_Task objective_
Scan the data below and copy each line where "Twin" occurs.

_Excerpts from an interface dataset_
"""

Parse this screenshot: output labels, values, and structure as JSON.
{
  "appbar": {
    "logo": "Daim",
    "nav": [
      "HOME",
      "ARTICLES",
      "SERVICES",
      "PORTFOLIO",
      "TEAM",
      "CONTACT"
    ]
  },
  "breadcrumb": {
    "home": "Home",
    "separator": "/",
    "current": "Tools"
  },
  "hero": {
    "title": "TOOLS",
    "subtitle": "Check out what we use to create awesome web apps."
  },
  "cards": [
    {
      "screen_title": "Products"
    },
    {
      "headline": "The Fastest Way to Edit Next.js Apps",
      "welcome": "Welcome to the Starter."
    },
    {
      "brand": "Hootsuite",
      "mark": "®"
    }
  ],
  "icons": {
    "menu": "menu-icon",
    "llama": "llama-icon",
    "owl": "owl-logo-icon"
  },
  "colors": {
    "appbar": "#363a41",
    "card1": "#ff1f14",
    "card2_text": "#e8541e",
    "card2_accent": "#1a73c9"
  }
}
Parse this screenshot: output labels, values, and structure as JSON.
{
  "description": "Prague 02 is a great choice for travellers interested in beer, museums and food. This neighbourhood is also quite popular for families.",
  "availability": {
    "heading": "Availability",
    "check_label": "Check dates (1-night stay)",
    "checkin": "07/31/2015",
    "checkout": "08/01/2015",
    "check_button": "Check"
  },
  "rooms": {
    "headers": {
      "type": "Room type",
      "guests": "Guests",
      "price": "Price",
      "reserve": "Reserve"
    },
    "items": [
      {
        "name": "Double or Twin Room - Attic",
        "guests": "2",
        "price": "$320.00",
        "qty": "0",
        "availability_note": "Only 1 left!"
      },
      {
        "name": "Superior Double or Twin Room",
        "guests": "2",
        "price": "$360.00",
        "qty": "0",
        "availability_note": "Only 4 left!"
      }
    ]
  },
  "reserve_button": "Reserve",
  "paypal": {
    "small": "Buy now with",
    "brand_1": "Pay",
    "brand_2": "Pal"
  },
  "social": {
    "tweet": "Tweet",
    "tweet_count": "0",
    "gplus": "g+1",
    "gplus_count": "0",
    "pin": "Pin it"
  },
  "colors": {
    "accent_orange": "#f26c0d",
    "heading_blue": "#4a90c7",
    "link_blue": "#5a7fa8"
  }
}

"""

_Answer to the problem_
        "name": "Double or Twin Room - Attic",
        "name": "Superior Double or Twin Room",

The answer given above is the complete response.